“Gig work in Kenya is anticipated to experience significant growth, however this is not quick enough to effectively address the unemployment gap in the country. While the sector holds significant promise to formalise Kenya’s workforce, there are evident opportunities to catalyzse faster growth of the sector. Collaboration between industry stakeholders in a bid to unlock barriers, streamline efforts and set up growth drivers will be critical in unlocking gig work in Kenya” the aid agency says.
Ride hailing firms, Bolt and Uber disclosed that most of the registered drivers – over 80 per cent preferred to work as contractors.
As a result, the digital taxi business controlled the lion’s share of the gig economy, earning the drivers income and standing to create job opportunities in an economy with a bulging employment rate.
Recently, Uber, Bolt and Little cab drivers called on Labour Cabinet Secretary Simon Chelugui to begin formulation of laws that would help them push to be recognised as employees and receive employer benefits.
The drivers, through the lobby, Digital Transport Forum, want the Service Level Agreements (SLA) localised in accordance to the laws of Kenya, noting that Uber and Bolt still have their SLAs in line with European laws.
The move is expected to help the drivers receive better pay and facilitate governance.
The industry has previously faced numerous strikes by drivers with claims of high commission charged by the operators leading to low revenues amid escalating fuel prices.
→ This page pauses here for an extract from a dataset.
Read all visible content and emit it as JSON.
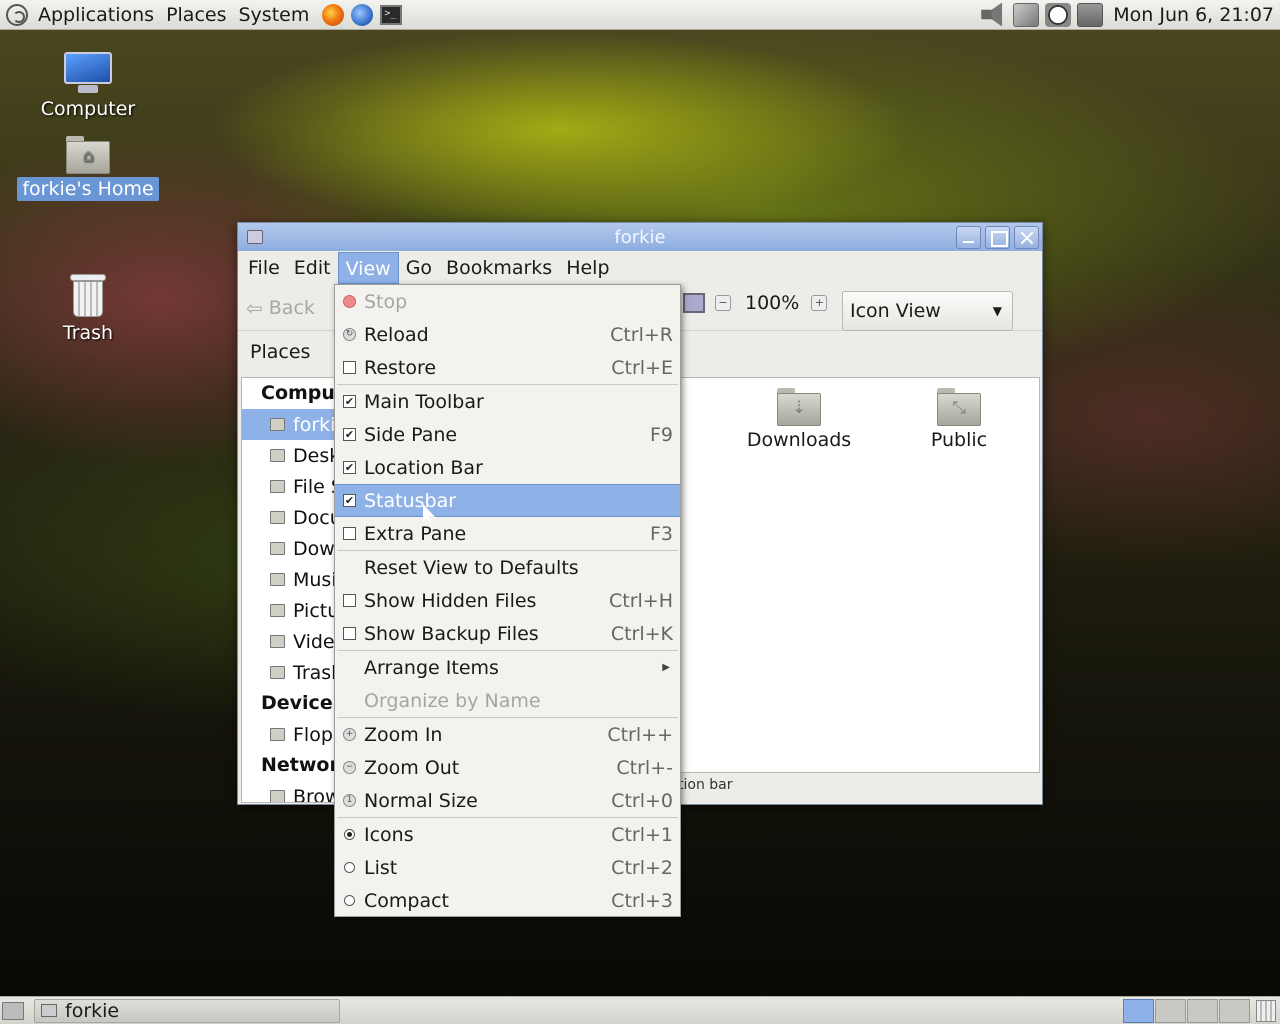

This is worsened by price wars among the players leading to consistent cuts in trip charges to attract riders that have seen decline in pays to the drivers.
“The ruling may be targeting UK workers, but this is what we have been supporting. The Ministry of Labour needs to move with speed and ensure we are governed by our own labour laws,” Mr Wycliffe Alutalala, secretary general of Digital Transport Forum said.
“Once the regulations are effected between drivers, government and app operators it will be easier to work. Currently, it is not clear between us and the operators, who the employee is.’’
Reforms could be made by the Labour ministry by coming up with worker reforms, or by workers union, Parliament, private members working with stakeholders or judicial development from court cases.
“The cases regarding the local ride hailing drivers have been active and they will continue. These cases are going to have a persuasive effect and see a change in the reforms while employers take a change in relation with their employees,’’ Mr Kashindi added.